The stories in this category were fairly average. There was now as clear best story as there was the last time, but as an average, the stories were a bitter this time. But that is not saying much, as there were so many short stories last year which were really, really bad. The best story was easy to pick, as was the last one. After some thought the order of the other places was pretty straightforward, also.
“The Bride of Frankenstein”, Mike Resnick
A diary of Dr Frankenstein's wife. The main story is fairly same as Shelley's version, but the events happen in undefined time, somewhere between 1920-1930. And the ending is far more positive that in the original version. Well written, very good story. Not as saccharine as Resnick's stories tend to be.
“Bridesicle”, Will McIntosh
A woman has been put to some kind of stasis-field after an accident. The only way she can be revived is to get picked up as a bride by one of the men visiting her. Well, at least she got rid of her mother, who was uploaded to her head. A very good story.

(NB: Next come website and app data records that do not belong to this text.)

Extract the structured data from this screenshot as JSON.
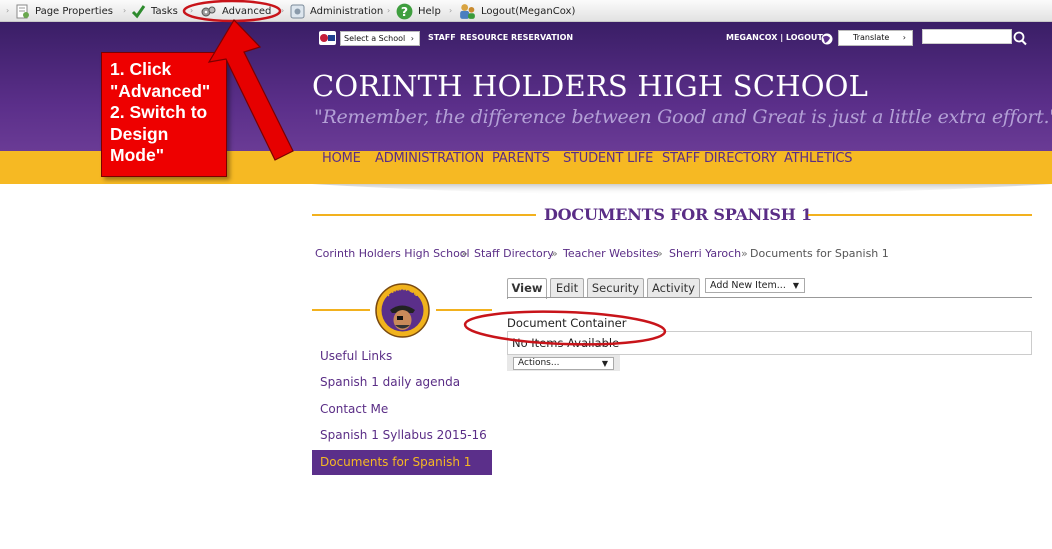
{
  "toolbar": {
    "items": [
      {
        "label": "Page Properties",
        "icon": "page-properties-icon"
      },
      {
        "label": "Tasks",
        "icon": "checkmark-icon"
      },
      {
        "label": "Advanced",
        "icon": "advanced-gears-icon"
      },
      {
        "label": "Administration",
        "icon": "administration-icon"
      },
      {
        "label": "Help",
        "icon": "help-icon"
      },
      {
        "label": "Logout(MeganCox)",
        "icon": "users-logout-icon"
      }
    ]
  },
  "header": {
    "select_school": "Select a School",
    "staff": "STAFF",
    "resource_reservation": "RESOURCE RESERVATION",
    "user_logout": "MEGANCOX | LOGOUT",
    "translate": "Translate",
    "search_value": "",
    "school_name": "CORINTH HOLDERS HIGH SCHOOL",
    "motto": "\"Remember, the difference between Good and Great is just a little extra effort.\""
  },
  "nav": [
    "HOME",
    "ADMINISTRATION",
    "PARENTS",
    "STUDENT LIFE",
    "STAFF DIRECTORY",
    "ATHLETICS"
  ],
  "page": {
    "heading": "DOCUMENTS FOR SPANISH 1",
    "breadcrumb": [
      "Corinth Holders High School",
      "Staff Directory",
      "Teacher Websites",
      "Sherri Yaroch",
      "Documents for Spanish 1"
    ],
    "breadcrumb_sep": "»"
  },
  "tabs": [
    "View",
    "Edit",
    "Security",
    "Activity"
  ],
  "active_tab": "View",
  "add_new_item": "Add New Item...",
  "document_container": "Document Container",
  "no_items": "No Items Available",
  "actions": "Actions...",
  "logo_text": "PIRATES",
  "sidebar": {
    "links": [
      "Useful Links",
      "Spanish 1 daily agenda",
      "Contact Me",
      "Spanish 1 Syllabus 2015-16",
      "Documents for Spanish 1"
    ],
    "active": "Documents for Spanish 1"
  },
  "annotation": {
    "lines": [
      "1. Click",
      "\"Advanced\"",
      "2. Switch to",
      "Design",
      "Mode\""
    ]
  },
  "colors": {
    "purple": "#5b2f8a",
    "gold": "#f6b923",
    "annotation_red": "#e00000"
  }
}
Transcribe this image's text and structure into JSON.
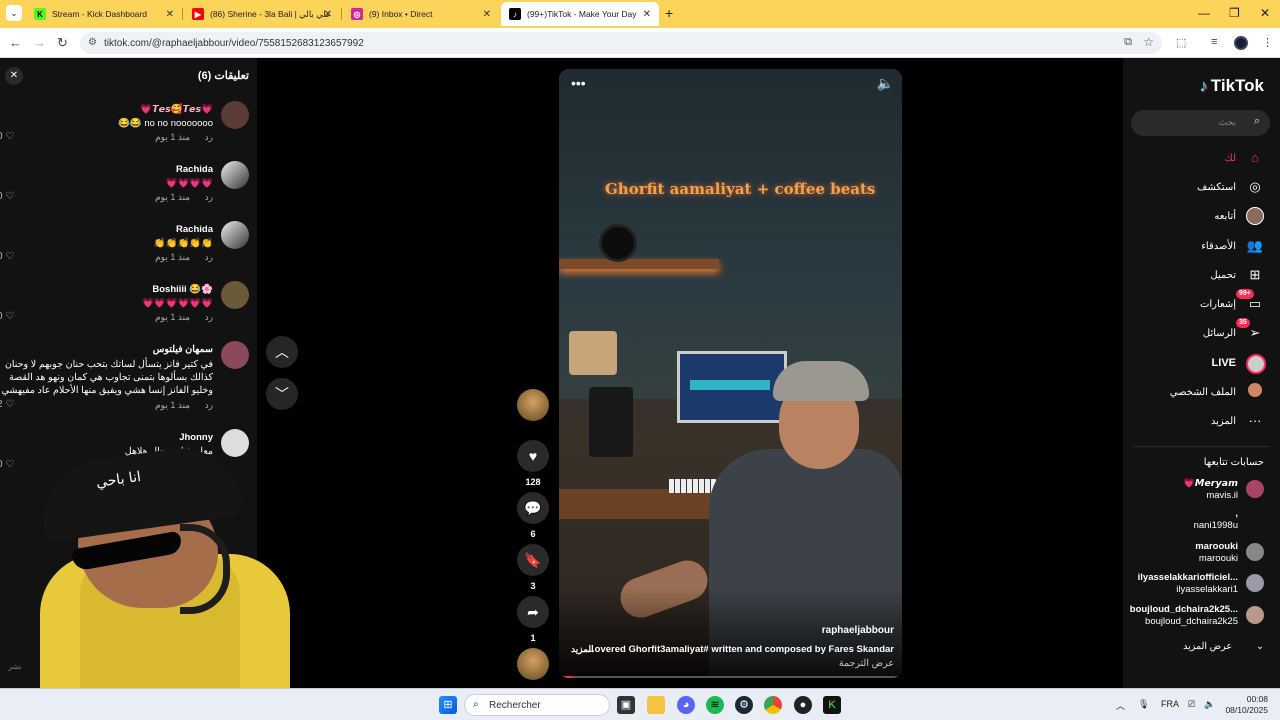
{
  "browser": {
    "tabs": [
      {
        "title": "Stream - Kick Dashboard",
        "favicon": "kick-icon",
        "color": "#53fc18"
      },
      {
        "title": "(86) Sherine - 3la Bali | علي بالي",
        "favicon": "youtube-icon",
        "color": "#ff0000"
      },
      {
        "title": "(9) Inbox • Direct",
        "favicon": "instagram-icon",
        "color": "#d6249f"
      },
      {
        "title": "(99+)TikTok - Make Your Day",
        "favicon": "tiktok-icon",
        "color": "#000000",
        "active": true
      }
    ],
    "url": "tiktok.com/@raphaeljabbour/video/7558152683123657992"
  },
  "comments": {
    "title": "تعليقات (6)",
    "reply_label": "رد",
    "items": [
      {
        "name": "💗𝙏𝙚𝙨🥰𝙏𝙚𝙨💗",
        "text": "no no nooooooo 😂😂",
        "time": "منذ 1 يوم",
        "likes": "0"
      },
      {
        "name": "Rachida",
        "text": "💗💗💗💗",
        "time": "منذ 1 يوم",
        "likes": "0"
      },
      {
        "name": "Rachida",
        "text": "👏👏👏👏👏",
        "time": "منذ 1 يوم",
        "likes": "0"
      },
      {
        "name": "Boshiiii 😂🌸",
        "text": "💗💗💗💗💗💗",
        "time": "منذ 1 يوم",
        "likes": "0"
      },
      {
        "name": "سمهان فيلتوس",
        "text": "في كتير فانز يتسأل لساتك بتحب حنان جوبهم لا وحنان كذالك بسألوها بتمنى تجاوب هي كمان ونهو هد القصة وخليو الفانز إنسا هشي ويفيق منها الأحلام عاد مفيهشي",
        "time": "منذ 1 يوم",
        "likes": "2"
      },
      {
        "name": "Jhonny",
        "text": "معلم فنان مجال هلاهل",
        "time": "",
        "likes": "0"
      }
    ]
  },
  "webcam": {
    "cap_text": "انا باحي",
    "corner_text": "نشر"
  },
  "video": {
    "neon_sign": "Ghorfit aamaliyat + coffee beats",
    "author": "raphaeljabbour",
    "caption": "...overed  Ghorfit3amaliyat# written and composed by Fares Skandar",
    "more_label": "المزيد",
    "translate_label": "عرض الترجمة",
    "progress": 0.04
  },
  "actions": {
    "likes": "128",
    "comments": "6",
    "saves": "3",
    "shares": "1"
  },
  "tiktok_nav": {
    "logo": "TikTok",
    "search_placeholder": "بحث",
    "items": [
      {
        "label": "لك",
        "icon": "home-icon",
        "active": true
      },
      {
        "label": "استكشف",
        "icon": "compass-icon"
      },
      {
        "label": "أتابعه",
        "icon": "following-avatar-icon"
      },
      {
        "label": "الأصدقاء",
        "icon": "friends-icon"
      },
      {
        "label": "تحميل",
        "icon": "upload-icon"
      },
      {
        "label": "إشعارات",
        "icon": "inbox-icon",
        "badge": "99+"
      },
      {
        "label": "الرسائل",
        "icon": "messages-icon",
        "badge": "35"
      },
      {
        "label": "LIVE",
        "icon": "live-icon"
      },
      {
        "label": "الملف الشخصي",
        "icon": "profile-icon"
      },
      {
        "label": "المزيد",
        "icon": "more-icon"
      }
    ],
    "following_title": "حسابات تتابعها",
    "following": [
      {
        "name": "💗𝙈𝙚𝙧𝙮𝙖𝙢",
        "handle": "mavis.il"
      },
      {
        "name": ",",
        "handle": "nani1998u"
      },
      {
        "name": "maroouki",
        "handle": "maroouki"
      },
      {
        "name": "ilyasselakkariofficiel...",
        "handle": "ilyasselakkari1"
      },
      {
        "name": "boujloud_dchaira2k25...",
        "handle": "boujloud_dchaira2k25"
      }
    ],
    "see_more": "عرض المزيد"
  },
  "taskbar": {
    "search_placeholder": "Rechercher",
    "language": "FRA",
    "time": "00:08",
    "date": "08/10/2025"
  }
}
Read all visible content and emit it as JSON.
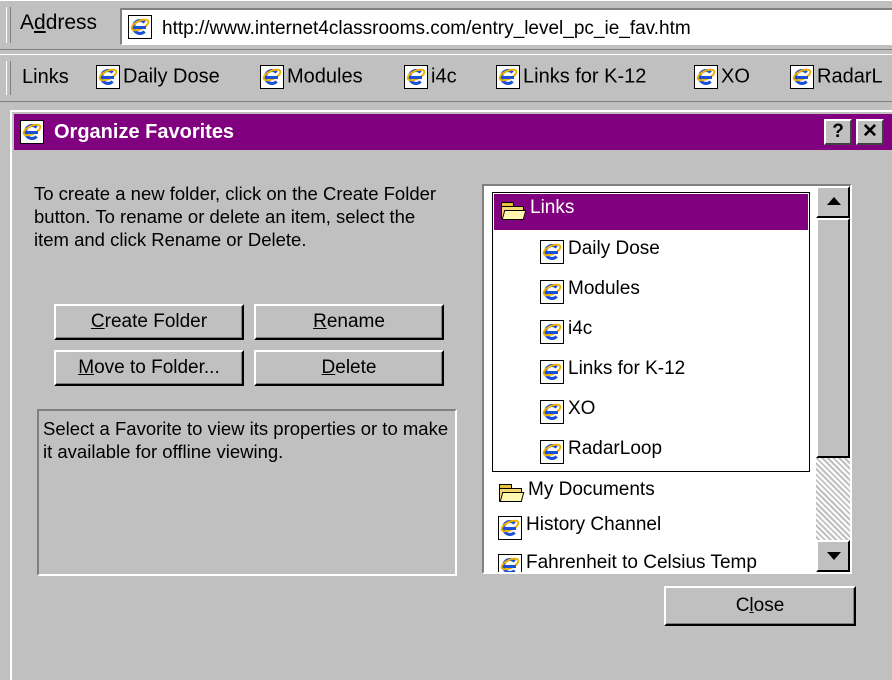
{
  "address_bar": {
    "label": "Address",
    "url": "http://www.internet4classrooms.com/entry_level_pc_ie_fav.htm"
  },
  "links_bar": {
    "label": "Links",
    "items": [
      {
        "label": "Daily Dose",
        "icon": "ie-page-icon"
      },
      {
        "label": "Modules",
        "icon": "ie-page-icon"
      },
      {
        "label": "i4c",
        "icon": "ie-page-icon"
      },
      {
        "label": "Links for K-12",
        "icon": "ie-page-icon"
      },
      {
        "label": "XO",
        "icon": "ie-page-icon"
      },
      {
        "label": "RadarL",
        "icon": "ie-page-icon"
      }
    ]
  },
  "dialog": {
    "title": "Organize Favorites",
    "help_label": "?",
    "close_x_label": "✕",
    "instructions": "To create a new folder, click on the Create Folder button. To rename or delete an item, select the item and click Rename or Delete.",
    "buttons": {
      "create_folder": {
        "pre": "",
        "key": "C",
        "post": "reate Folder"
      },
      "rename": {
        "pre": "",
        "key": "R",
        "post": "ename"
      },
      "move_to_folder": {
        "pre": "",
        "key": "M",
        "post": "ove to Folder..."
      },
      "delete": {
        "pre": "",
        "key": "D",
        "post": "elete"
      },
      "close": {
        "pre": "C",
        "key": "l",
        "post": "ose"
      }
    },
    "properties_text": "Select a Favorite to view its properties or to make it available for offline viewing.",
    "tree": {
      "items": [
        {
          "label": "Links",
          "icon": "open-folder-icon",
          "level": 0,
          "selected": true
        },
        {
          "label": "Daily Dose",
          "icon": "ie-page-icon",
          "level": 1
        },
        {
          "label": "Modules",
          "icon": "ie-page-icon",
          "level": 1
        },
        {
          "label": "i4c",
          "icon": "ie-page-icon",
          "level": 1
        },
        {
          "label": "Links for K-12",
          "icon": "ie-page-icon",
          "level": 1
        },
        {
          "label": "XO",
          "icon": "ie-page-icon",
          "level": 1
        },
        {
          "label": "RadarLoop",
          "icon": "ie-page-icon",
          "level": 1
        },
        {
          "label": "My Documents",
          "icon": "open-folder-icon",
          "level": 0
        },
        {
          "label": "History Channel",
          "icon": "ie-page-icon",
          "level": 0
        },
        {
          "label": "Fahrenheit to Celsius Temp",
          "icon": "ie-page-icon",
          "level": 0
        }
      ]
    }
  },
  "colors": {
    "title_bar": "#800080",
    "selection": "#800080",
    "face": "#c0c0c0"
  }
}
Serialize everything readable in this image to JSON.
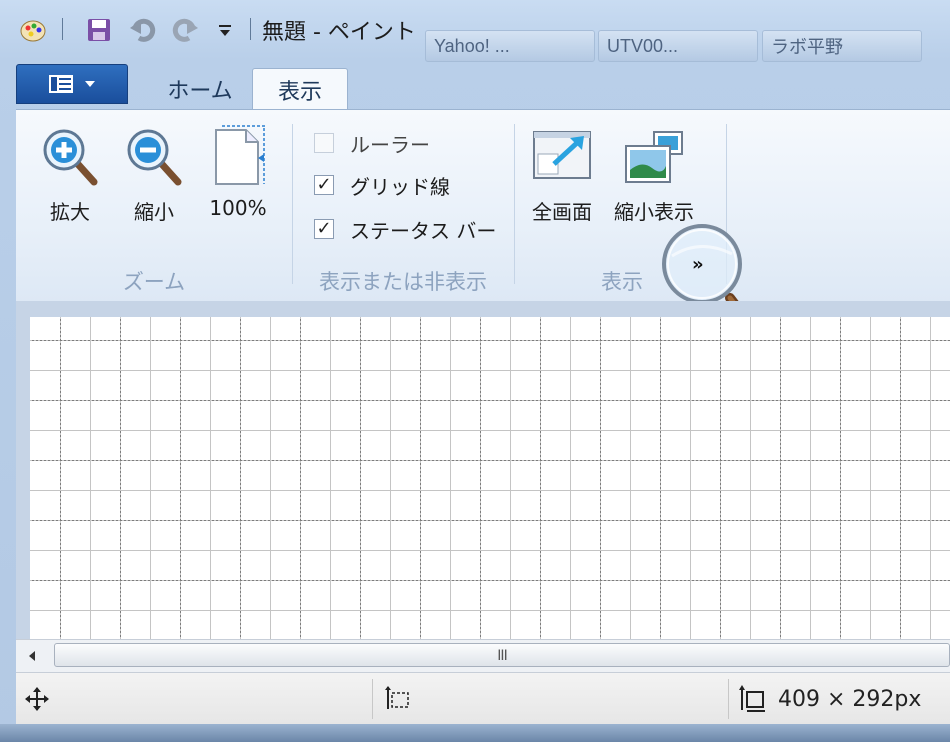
{
  "window": {
    "title": "無題 - ペイント"
  },
  "background_tabs": [
    "Yahoo! ...",
    "UTV00...",
    "ラボ平野"
  ],
  "qat": {
    "icons": [
      "paint-app-icon",
      "save-icon",
      "undo-icon",
      "redo-icon",
      "customize-dropdown-icon"
    ]
  },
  "ribbon": {
    "tabs": [
      {
        "label": "ホーム",
        "active": false
      },
      {
        "label": "表示",
        "active": true
      }
    ],
    "groups": {
      "zoom": {
        "label": "ズーム",
        "buttons": [
          "拡大",
          "縮小",
          "100%"
        ]
      },
      "show_hide": {
        "label": "表示または非表示",
        "options": [
          {
            "label": "ルーラー",
            "checked": false
          },
          {
            "label": "グリッド線",
            "checked": true
          },
          {
            "label": "ステータス バー",
            "checked": true
          }
        ]
      },
      "display": {
        "label": "表示",
        "buttons": [
          "全画面",
          "縮小表示"
        ]
      }
    },
    "overflow_label": "»"
  },
  "scrollbar": {
    "grip": "III"
  },
  "statusbar": {
    "canvas_size": "409 × 292px"
  }
}
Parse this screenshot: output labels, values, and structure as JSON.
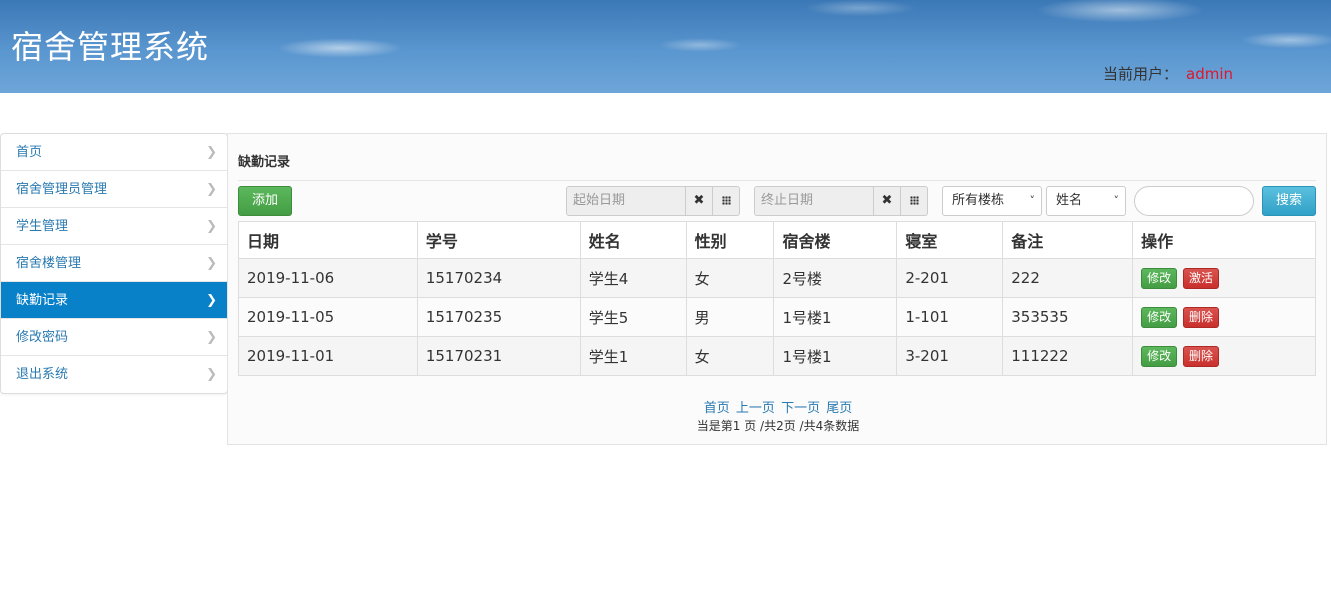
{
  "header": {
    "title": "宿舍管理系统",
    "user_label": "当前用户：",
    "user_name": "admin"
  },
  "sidebar": {
    "items": [
      {
        "label": "首页",
        "active": false
      },
      {
        "label": "宿舍管理员管理",
        "active": false
      },
      {
        "label": "学生管理",
        "active": false
      },
      {
        "label": "宿舍楼管理",
        "active": false
      },
      {
        "label": "缺勤记录",
        "active": true
      },
      {
        "label": "修改密码",
        "active": false
      },
      {
        "label": "退出系统",
        "active": false
      }
    ],
    "chevron_icon": "chevron-right-icon"
  },
  "main": {
    "title": "缺勤记录",
    "add_label": "添加",
    "start_date_placeholder": "起始日期",
    "end_date_placeholder": "终止日期",
    "building_select": "所有楼栋",
    "field_select": "姓名",
    "search_value": "",
    "search_label": "搜索"
  },
  "table": {
    "headers": [
      "日期",
      "学号",
      "姓名",
      "性别",
      "宿舍楼",
      "寝室",
      "备注",
      "操作"
    ],
    "rows": [
      {
        "date": "2019-11-06",
        "sid": "15170234",
        "name": "学生4",
        "gender": "女",
        "building": "2号楼",
        "room": "2-201",
        "note": "222",
        "edit": "修改",
        "action": "激活"
      },
      {
        "date": "2019-11-05",
        "sid": "15170235",
        "name": "学生5",
        "gender": "男",
        "building": "1号楼1",
        "room": "1-101",
        "note": "353535",
        "edit": "修改",
        "action": "删除"
      },
      {
        "date": "2019-11-01",
        "sid": "15170231",
        "name": "学生1",
        "gender": "女",
        "building": "1号楼1",
        "room": "3-201",
        "note": "111222",
        "edit": "修改",
        "action": "删除"
      }
    ]
  },
  "pagination": {
    "first": "首页",
    "prev": "上一页",
    "next": "下一页",
    "last": "尾页",
    "info": "当是第1 页 /共2页  /共4条数据"
  },
  "colors": {
    "accent": "#0981c9",
    "link": "#2a7ab0",
    "username": "#e0162b",
    "success": "#5cb85c",
    "danger": "#d9534f",
    "info": "#5bc0de"
  }
}
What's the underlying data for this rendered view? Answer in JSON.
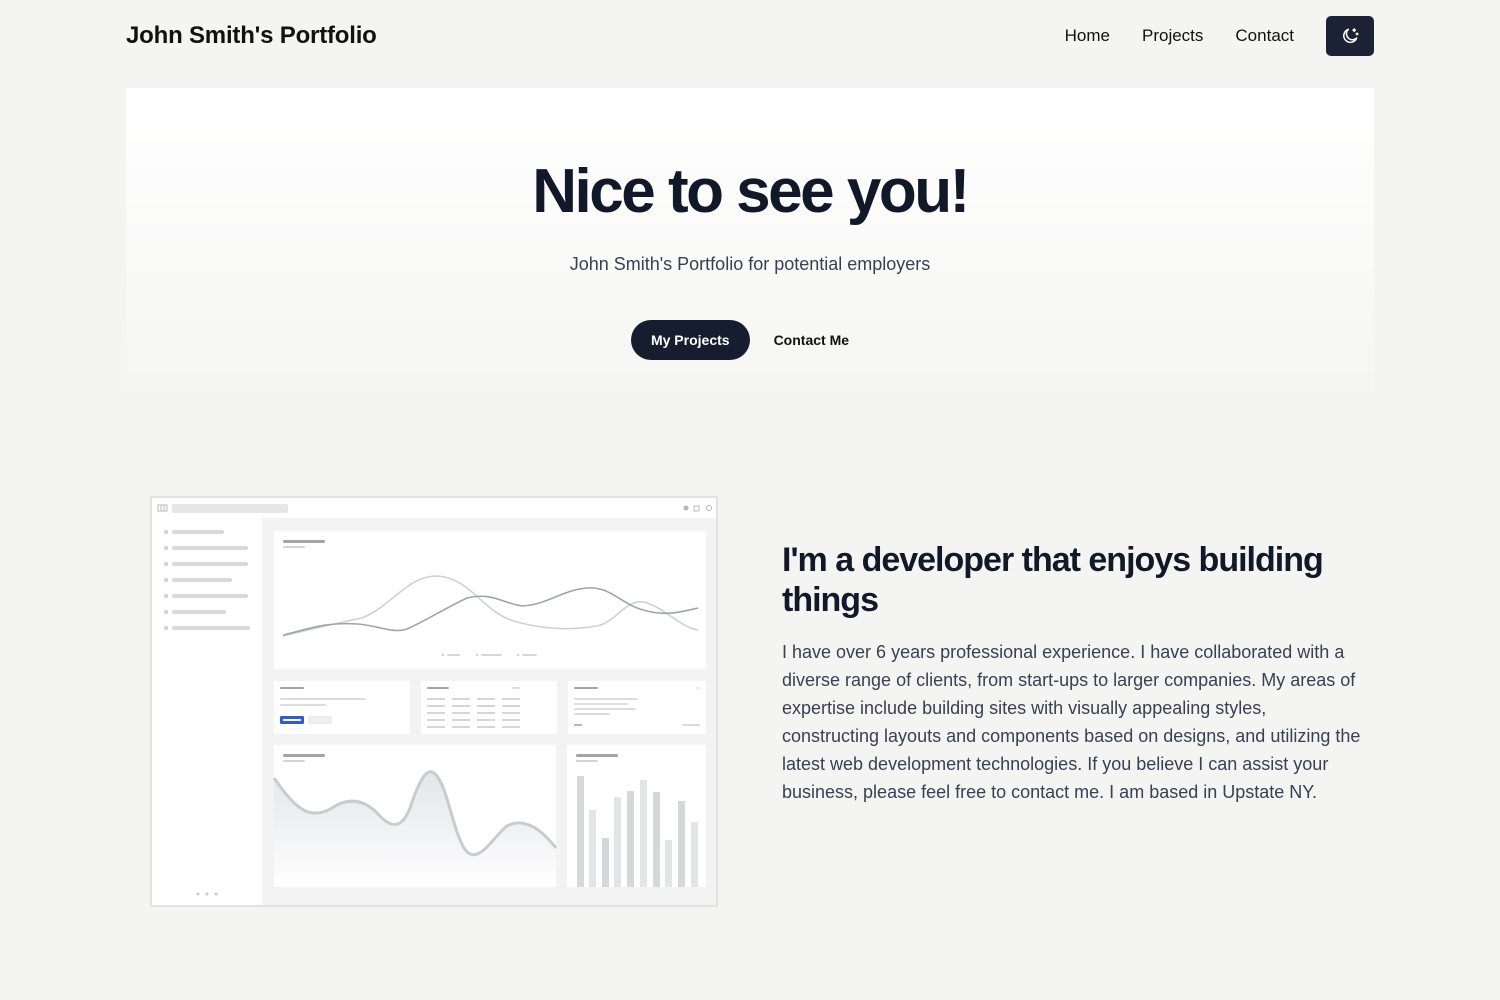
{
  "header": {
    "site_title": "John Smith's Portfolio",
    "nav": [
      "Home",
      "Projects",
      "Contact"
    ],
    "theme_toggle_icon": "moon-stars-icon"
  },
  "hero": {
    "title": "Nice to see you!",
    "subtitle": "John Smith's Portfolio for potential employers",
    "primary_button": "My Projects",
    "secondary_button": "Contact Me"
  },
  "about": {
    "heading": "I'm a developer that enjoys building things",
    "body": "I have over 6 years professional experience. I have collaborated with a diverse range of clients, from start-ups to larger companies. My areas of expertise include building sites with visually appealing styles, constructing layouts and components based on designs, and utilizing the latest web development technologies. If you believe I can assist your business, please feel free to contact me. I am based in Upstate NY."
  },
  "colors": {
    "page_bg": "#f4f4f3",
    "dark": "#151d2e",
    "accent_blue": "#2e5bd8"
  }
}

“The Moment”, Lawrence M. Schoen
Several different alien races honor the last surviving mark of humanity – a footprint on the moon. Extremely densely written story, I rather liked it, but the ending was something hard to comprehend.
“Non-Zero Probabilities”, N.K. Jemisin
The most unlikely occurrences possible start to happen. And they might be stopped by crossing fingers or by finding a four leaved clover or other such thing. Writing is ok, but the style of the story is something I usually hate: strange things happen for no reason what so ever.
“Spar”, Kij Johnson
A woman is rescued to alien spaceship after am accident in space. She and the alien are in a cramped cabin having sex in all imaginable ways possible all the time. And that is the story. I really don't get it.
And my voting order will be:
1. “Bridesicle”, Will McIntosh
2. “The Bride of Frankenstein”, Mike Resnick
3. “The Moment”, Lawrence M. Schoen
4. No award
5. “Non-Zero Probabilities”, N.K. Jemisin
6. “Spar”, Kij Johnson